Required action: Repeat the entries that follow, exactly as they are written.

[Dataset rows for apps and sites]
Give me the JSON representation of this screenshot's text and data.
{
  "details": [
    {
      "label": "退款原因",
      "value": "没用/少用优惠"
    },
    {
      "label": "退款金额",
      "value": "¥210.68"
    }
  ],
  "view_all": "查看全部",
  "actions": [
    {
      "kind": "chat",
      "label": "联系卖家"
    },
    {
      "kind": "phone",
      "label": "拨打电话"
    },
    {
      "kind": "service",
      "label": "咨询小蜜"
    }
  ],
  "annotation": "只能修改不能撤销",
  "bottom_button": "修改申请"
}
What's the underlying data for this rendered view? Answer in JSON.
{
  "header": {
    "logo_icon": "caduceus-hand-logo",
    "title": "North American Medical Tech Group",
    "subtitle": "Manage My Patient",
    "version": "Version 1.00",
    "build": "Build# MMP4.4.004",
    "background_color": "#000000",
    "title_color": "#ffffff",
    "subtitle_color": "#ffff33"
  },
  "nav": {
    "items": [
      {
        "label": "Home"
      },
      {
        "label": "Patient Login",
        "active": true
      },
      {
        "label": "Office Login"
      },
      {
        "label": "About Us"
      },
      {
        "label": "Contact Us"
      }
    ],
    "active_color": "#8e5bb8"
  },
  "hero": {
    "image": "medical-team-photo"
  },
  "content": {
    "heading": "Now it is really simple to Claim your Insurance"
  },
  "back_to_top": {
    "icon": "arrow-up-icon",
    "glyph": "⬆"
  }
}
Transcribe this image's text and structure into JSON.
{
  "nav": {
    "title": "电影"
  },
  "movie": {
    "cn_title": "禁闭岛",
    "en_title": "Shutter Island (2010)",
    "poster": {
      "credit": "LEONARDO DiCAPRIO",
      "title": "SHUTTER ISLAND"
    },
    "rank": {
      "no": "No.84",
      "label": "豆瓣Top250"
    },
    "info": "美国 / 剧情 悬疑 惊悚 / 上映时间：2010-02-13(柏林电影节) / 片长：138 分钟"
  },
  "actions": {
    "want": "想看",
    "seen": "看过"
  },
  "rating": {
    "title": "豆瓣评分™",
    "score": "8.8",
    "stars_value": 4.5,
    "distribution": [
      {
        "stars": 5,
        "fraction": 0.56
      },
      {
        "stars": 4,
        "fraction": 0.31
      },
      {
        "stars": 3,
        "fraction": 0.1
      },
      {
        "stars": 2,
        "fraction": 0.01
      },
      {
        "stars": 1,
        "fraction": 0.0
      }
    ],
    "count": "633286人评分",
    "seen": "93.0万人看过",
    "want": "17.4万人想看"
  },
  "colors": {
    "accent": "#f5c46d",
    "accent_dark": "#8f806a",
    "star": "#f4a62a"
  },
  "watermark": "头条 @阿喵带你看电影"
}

Task answer:
Give me the JSON representation of this screenshot's text and data.
{
  "details": [
    {
      "label": "退款原因",
      "value": "没用/少用优惠"
    },
    {
      "label": "退款金额",
      "value": "¥210.68"
    }
  ],
  "view_all": "查看全部",
  "actions": [
    {
      "kind": "chat",
      "label": "联系卖家"
    },
    {
      "kind": "phone",
      "label": "拨打电话"
    },
    {
      "kind": "service",
      "label": "咨询小蜜"
    }
  ],
  "annotation": "只能修改不能撤销",
  "bottom_button": "修改申请"
}
What's the underlying data for this rendered view? Answer in JSON.
{
  "header": {
    "logo_icon": "caduceus-hand-logo",
    "title": "North American Medical Tech Group",
    "subtitle": "Manage My Patient",
    "version": "Version 1.00",
    "build": "Build# MMP4.4.004",
    "background_color": "#000000",
    "title_color": "#ffffff",
    "subtitle_color": "#ffff33"
  },
  "nav": {
    "items": [
      {
        "label": "Home"
      },
      {
        "label": "Patient Login",
        "active": true
      },
      {
        "label": "Office Login"
      },
      {
        "label": "About Us"
      },
      {
        "label": "Contact Us"
      }
    ],
    "active_color": "#8e5bb8"
  },
  "hero": {
    "image": "medical-team-photo"
  },
  "content": {
    "heading": "Now it is really simple to Claim your Insurance"
  },
  "back_to_top": {
    "icon": "arrow-up-icon",
    "glyph": "⬆"
  }
}
Transcribe this image's text and structure into JSON.
{
  "nav": {
    "title": "电影"
  },
  "movie": {
    "cn_title": "禁闭岛",
    "en_title": "Shutter Island (2010)",
    "poster": {
      "credit": "LEONARDO DiCAPRIO",
      "title": "SHUTTER ISLAND"
    },
    "rank": {
      "no": "No.84",
      "label": "豆瓣Top250"
    },
    "info": "美国 / 剧情 悬疑 惊悚 / 上映时间：2010-02-13(柏林电影节) / 片长：138 分钟"
  },
  "actions": {
    "want": "想看",
    "seen": "看过"
  },
  "rating": {
    "title": "豆瓣评分™",
    "score": "8.8",
    "stars_value": 4.5,
    "distribution": [
      {
        "stars": 5,
        "fraction": 0.56
      },
      {
        "stars": 4,
        "fraction": 0.31
      },
      {
        "stars": 3,
        "fraction": 0.1
      },
      {
        "stars": 2,
        "fraction": 0.01
      },
      {
        "stars": 1,
        "fraction": 0.0
      }
    ],
    "count": "633286人评分",
    "seen": "93.0万人看过",
    "want": "17.4万人想看"
  },
  "colors": {
    "accent": "#f5c46d",
    "accent_dark": "#8f806a",
    "star": "#f4a62a"
  },
  "watermark": "头条 @阿喵带你看电影"
}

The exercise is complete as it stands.